              The warm autumn breeze blew through Lucy’s long blond hair. Wild sundried thistle along the property sang soulfully while the windmills worked harder than ever.

Mother was dead.

Lucy frequently went down to where Mother’s ashes now remain, scattered and spread around the lime tree near the creek, along with Grandma and Grandpa.

Lucy was a happy-go-lucky young girl. She played with her dolls and trucks, sometimes drew and wrote poems. She laughed, cried, and chatted away at Mother’s grave near the banks of the slow-running, almost dry Spring Creek, now and then placing flowers she found throughout the property.

Our uncle planted a lime tree when our grandparents passed away ten years ago. They were involved in car accident pulling out of our long driveway at dusk. A slight turn and a ridge created a blind spot. All the locals and farmers would always slow down and were very careful of this section. Tragically on this occasion, an out of towner in a souped-up V8 doing well over a 100 miles an hour hit them as they were pulling out and collected them side on.

              Dad was touring around Australia playing guitar in a band, doing well for themselves, and had to decide to move back and run the farm, where he eventually met Mum at the local general store.

The creek navigated tranquilly through the valley. It is where ‘Mary,’ our mother’s, life was cut short by tragedy.

Lucy ran back up the hill towards their old Queenslander-style cottage, jumping over dead logs, trying to catch butterflies with her net, skipping, stumbling, and singing made-up songs. Singing to herself, ‘Bye-bye, Mummy, Grandma, and Grandpa.’

  ‘Sitting under the Lime Tree wild grave is haunting me, scared and frightened like the edge of

   wood waiting to be used as firewood burnt, then ash, then history.’

 ‘Absorbing and breathing man’s mistakes, flowers grow for their own sakes, wastage no

 more purity,’ she hummed away to herself.

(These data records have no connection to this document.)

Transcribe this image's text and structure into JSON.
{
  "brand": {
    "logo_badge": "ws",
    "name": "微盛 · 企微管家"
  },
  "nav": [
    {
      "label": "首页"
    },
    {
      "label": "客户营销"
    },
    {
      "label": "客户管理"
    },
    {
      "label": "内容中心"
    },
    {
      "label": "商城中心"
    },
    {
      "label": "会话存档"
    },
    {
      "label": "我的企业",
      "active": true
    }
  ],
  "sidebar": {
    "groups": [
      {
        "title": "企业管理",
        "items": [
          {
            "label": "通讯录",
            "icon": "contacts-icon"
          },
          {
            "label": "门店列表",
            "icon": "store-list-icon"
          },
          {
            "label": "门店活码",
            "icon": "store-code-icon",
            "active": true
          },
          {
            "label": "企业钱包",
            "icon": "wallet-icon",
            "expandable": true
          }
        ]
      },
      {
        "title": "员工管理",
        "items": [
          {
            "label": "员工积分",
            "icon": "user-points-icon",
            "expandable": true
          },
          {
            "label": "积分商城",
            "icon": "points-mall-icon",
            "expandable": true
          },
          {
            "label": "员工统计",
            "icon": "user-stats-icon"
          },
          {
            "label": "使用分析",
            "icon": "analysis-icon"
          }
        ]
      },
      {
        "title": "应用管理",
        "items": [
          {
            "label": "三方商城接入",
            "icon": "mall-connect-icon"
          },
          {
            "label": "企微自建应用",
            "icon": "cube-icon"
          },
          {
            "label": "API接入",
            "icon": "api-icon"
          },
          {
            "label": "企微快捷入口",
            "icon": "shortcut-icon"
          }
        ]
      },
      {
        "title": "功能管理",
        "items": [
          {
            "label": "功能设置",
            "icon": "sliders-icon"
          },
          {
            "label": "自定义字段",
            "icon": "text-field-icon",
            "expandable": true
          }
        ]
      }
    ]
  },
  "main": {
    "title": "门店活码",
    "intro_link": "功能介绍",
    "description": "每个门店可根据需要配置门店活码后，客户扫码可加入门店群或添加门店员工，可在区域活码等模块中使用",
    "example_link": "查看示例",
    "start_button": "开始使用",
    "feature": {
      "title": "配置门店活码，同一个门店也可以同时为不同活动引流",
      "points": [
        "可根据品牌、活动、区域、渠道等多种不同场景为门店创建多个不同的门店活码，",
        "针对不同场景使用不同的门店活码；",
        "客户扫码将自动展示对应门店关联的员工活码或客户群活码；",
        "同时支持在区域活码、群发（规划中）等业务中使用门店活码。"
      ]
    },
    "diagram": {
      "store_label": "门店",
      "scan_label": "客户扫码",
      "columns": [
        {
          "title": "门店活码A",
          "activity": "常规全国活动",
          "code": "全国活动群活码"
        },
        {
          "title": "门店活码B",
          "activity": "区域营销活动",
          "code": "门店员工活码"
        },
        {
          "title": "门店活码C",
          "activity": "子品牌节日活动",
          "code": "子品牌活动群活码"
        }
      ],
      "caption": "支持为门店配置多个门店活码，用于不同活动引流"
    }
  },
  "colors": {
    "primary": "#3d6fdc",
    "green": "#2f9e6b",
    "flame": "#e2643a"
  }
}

Our 10-year-old German Shepherd dog, Rusty, was firmly in tow. We named him Rusty due to his skin and hair looking like the colour of rust when he was a puppy.

* * *

The day that changed our lives forever.